Practice active listening techniques to show your child that you’re paying close attention to them. It’ll make them more eager to talk to you about school day in and day out.

Dig Deeper Into Certain Questions Based on Your Child’s Responses

You don’t necessarily need to ask a bunch of follow-up questions to every single answer that your child provides while talking about school. But you could dig deeper into some of their answers based on their responses to your questions.

For example, let’s say that you ask them a question like, “Who did you spend the most time playing with at school today?”, and they respond by telling you about how they played with a new friend.
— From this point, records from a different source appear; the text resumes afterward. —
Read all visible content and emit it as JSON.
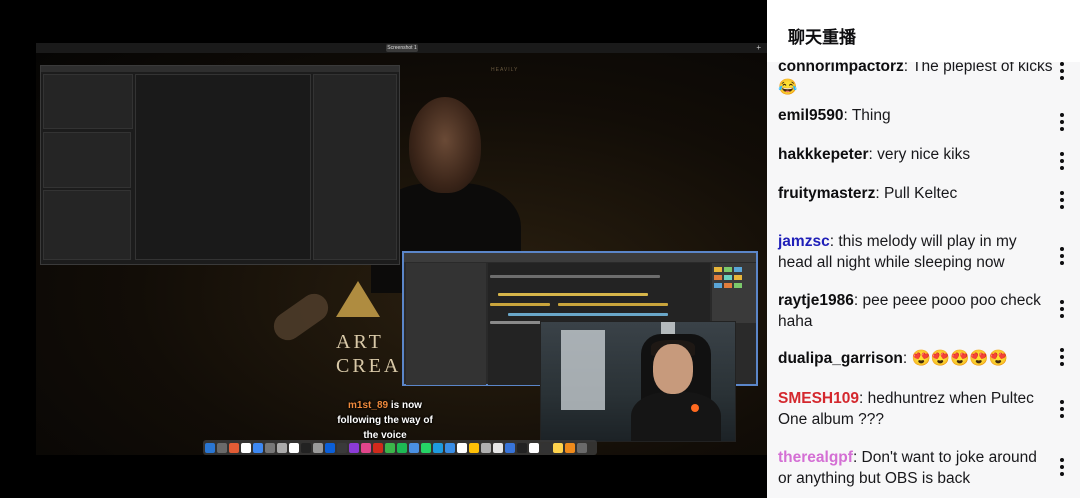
{
  "stream": {
    "desktop_tab_label": "Screenshot 1",
    "desktop_plus": "+",
    "wallpaper_word": "HEAVILY",
    "brand_text_lines": "ART\nCREA",
    "follow_alert": {
      "username": "m1st_89",
      "line1_rest": " is now",
      "line2": "following the way of",
      "line3": "the voice"
    },
    "dock_colors": [
      "#2a76d2",
      "#6a6a6a",
      "#e25c35",
      "#ffffff",
      "#3d88f2",
      "#777777",
      "#aaaaaa",
      "#ffffff",
      "#222222",
      "#9a9a9a",
      "#0b5fd8",
      "#3a3a3a",
      "#8c3bd6",
      "#e1458b",
      "#d02a1b",
      "#3bb54a",
      "#1db954",
      "#4a90e2",
      "#25d366",
      "#1e9be0",
      "#3a8ee6",
      "#ffffff",
      "#ffc107",
      "#b0b0b0",
      "#e6e6e6",
      "#3874d8",
      "#222222",
      "#ffffff",
      "#333333",
      "#ffd34d",
      "#ef8a1b",
      "#6a6a6a"
    ]
  },
  "chat": {
    "header_title": "聊天重播",
    "messages": [
      {
        "user": "connorimpactorz",
        "user_color": "#0e0e10",
        "text": " The plepiest of kicks 😂"
      },
      {
        "user": "emil9590",
        "user_color": "#0e0e10",
        "text": " Thing"
      },
      {
        "user": "hakkkepeter",
        "user_color": "#0e0e10",
        "text": " very nice kiks"
      },
      {
        "user": "fruitymasterz",
        "user_color": "#0e0e10",
        "text": " Pull Keltec"
      },
      {
        "user": "jamzsc",
        "user_color": "#1f1fb8",
        "text": " this melody will play in my head all night while sleeping now"
      },
      {
        "user": "raytje1986",
        "user_color": "#0e0e10",
        "text": " pee peee pooo poo check haha"
      },
      {
        "user": "dualipa_garrison",
        "user_color": "#0e0e10",
        "text": " 😍😍😍😍😍"
      },
      {
        "user": "SMESH109",
        "user_color": "#d4282e",
        "text": " hedhuntrez when Pultec One album ???"
      },
      {
        "user": "therealgpf",
        "user_color": "#d46fd4",
        "text": " Don't want to joke around or anything but OBS is back"
      }
    ],
    "separator": ":",
    "more_icon": "vertical-ellipsis-icon"
  }
}
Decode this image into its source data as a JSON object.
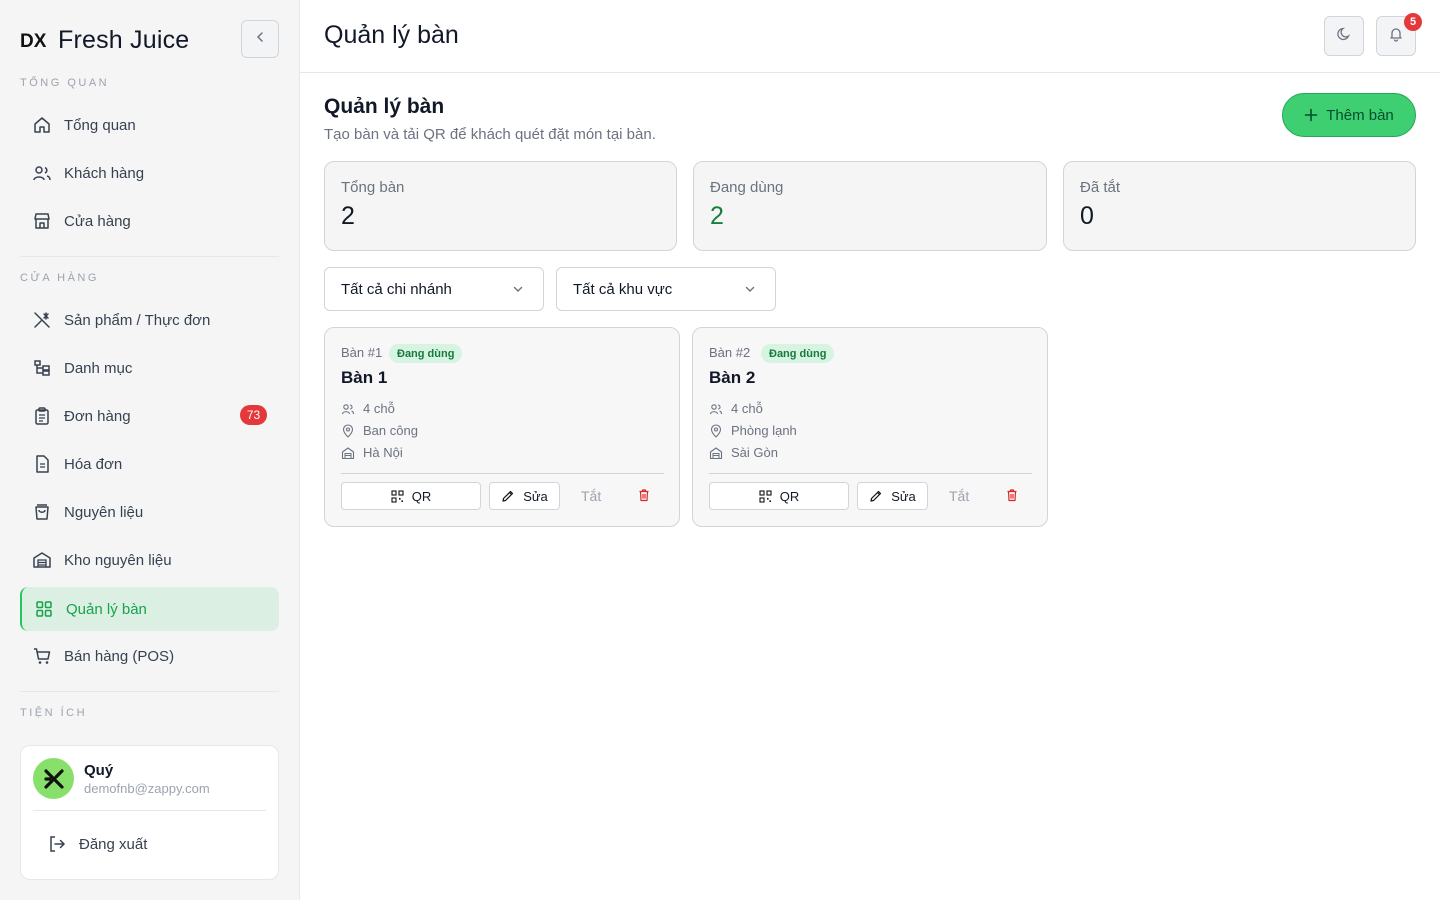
{
  "brand": {
    "name": "Fresh Juice",
    "logo_icon": "dx-logo-icon"
  },
  "sidebar": {
    "section_overview": "TỔNG QUAN",
    "overview_items": [
      {
        "label": "Tổng quan",
        "icon": "home-icon"
      },
      {
        "label": "Khách hàng",
        "icon": "users-icon"
      },
      {
        "label": "Cửa hàng",
        "icon": "store-icon"
      }
    ],
    "section_store": "CỬA HÀNG",
    "store_items": [
      {
        "label": "Sản phẩm / Thực đơn",
        "icon": "utensils-icon"
      },
      {
        "label": "Danh mục",
        "icon": "category-tree-icon"
      },
      {
        "label": "Đơn hàng",
        "icon": "clipboard-icon",
        "badge": "73"
      },
      {
        "label": "Hóa đơn",
        "icon": "invoice-icon"
      },
      {
        "label": "Nguyên liệu",
        "icon": "bag-icon"
      },
      {
        "label": "Kho nguyên liệu",
        "icon": "warehouse-icon"
      },
      {
        "label": "Quản lý bàn",
        "icon": "grid-icon",
        "active": true
      },
      {
        "label": "Bán hàng (POS)",
        "icon": "cart-icon"
      }
    ],
    "section_utilities": "TIỆN ÍCH",
    "user": {
      "name": "Quý",
      "email": "demofnb@zappy.com",
      "logout_label": "Đăng xuất"
    }
  },
  "header": {
    "title": "Quản lý bàn",
    "notification_count": "5"
  },
  "main": {
    "heading": "Quản lý bàn",
    "subtitle": "Tạo bàn và tải QR để khách quét đặt món tại bàn.",
    "add_button": "Thêm bàn",
    "stats": [
      {
        "label": "Tổng bàn",
        "value": "2"
      },
      {
        "label": "Đang dùng",
        "value": "2"
      },
      {
        "label": "Đã tắt",
        "value": "0"
      }
    ],
    "filters": {
      "branch": "Tất cả chi nhánh",
      "area": "Tất cả khu vực"
    },
    "tables": [
      {
        "number": "Bàn #1",
        "status": "Đang dùng",
        "name": "Bàn 1",
        "seats": "4 chỗ",
        "area": "Ban công",
        "branch": "Hà Nội",
        "qr": "QR",
        "edit": "Sửa",
        "off": "Tắt"
      },
      {
        "number": "Bàn #2",
        "status": "Đang dùng",
        "name": "Bàn 2",
        "seats": "4 chỗ",
        "area": "Phòng lạnh",
        "branch": "Sài Gòn",
        "qr": "QR",
        "edit": "Sửa",
        "off": "Tắt"
      }
    ]
  },
  "colors": {
    "accent": "#3ecf73",
    "active_bg": "#dcefe3",
    "active_text": "#16a34a",
    "badge": "#e5383b"
  }
}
You might want to follow this up by asking additional questions like:

  • “How did you meet this friend?”
  • “What do you and this friend have in common?”
  • “What do you like about this friend?”
  • “Do you still play with your other friend that you were telling me about last week?”

You can get a whole lot of information out of your child just by taking a genuine interest in their responses to your questions. This info will make staying connected with your child easier to do as they begin to create their own life over the years.

Help Your Child Find Solutions to Problems They Have at School

As long as your child feels comfortable talking to you about Kindergarten, there may be times when they’ll bring up problems they’re having at school. They might mention that they’re having a tough time making friends or that they’re struggling to get along with certain kids in their class.

This will give you a great opportunity to speak with your child about being proactive about coming up with solutions to the problems they’re having. You’ll basically get the chance to teach your child a life skill when they’re still very young.

If, for example, they’re having a hard time making friends, you might want to come up with some ways that they can do it together. Maybe they can find someone who is participating in an activity that they enjoy and ask if they can do it with them. Or maybe they can try sitting with someone new at snack time and talk to them about their interests.

You can transform your child into a true problem-solver by listening to the issues they’re having and helping them work their way through them.

Continue to Talk to Your Child About School Each Day

There will be some days when your child will want to spend an hour talking to you about Kindergarten. There will be other days when you’ll have a hard time getting them to open up at all.

What’s important is that you continue to discuss Kindergarten with your child. Even if it doesn’t always feel like it, your child will appreciate you asking them about their days. It’ll make it easier for you to communicate with them as they get older.

Keep the Lines of Communication Open With Your Child

As a parent, communication is going to be key when it comes to your kids. The more that you speak with your kids, the closer your connection with them will be. One great way to communicate with a child is by talking to them about Kindergarten and school. Use the tips found here to help accomplish this, and hopefully your child will continue to share details of their day, when you ask them questions about school.

Browse through the other articles published on our blog for more parenting tips and tricks.

Note: This article is designed to provide general advice for parents and guardians, for specific health advice, please consult with your child’s healthcare practitioner.

Tags: Parent's Corner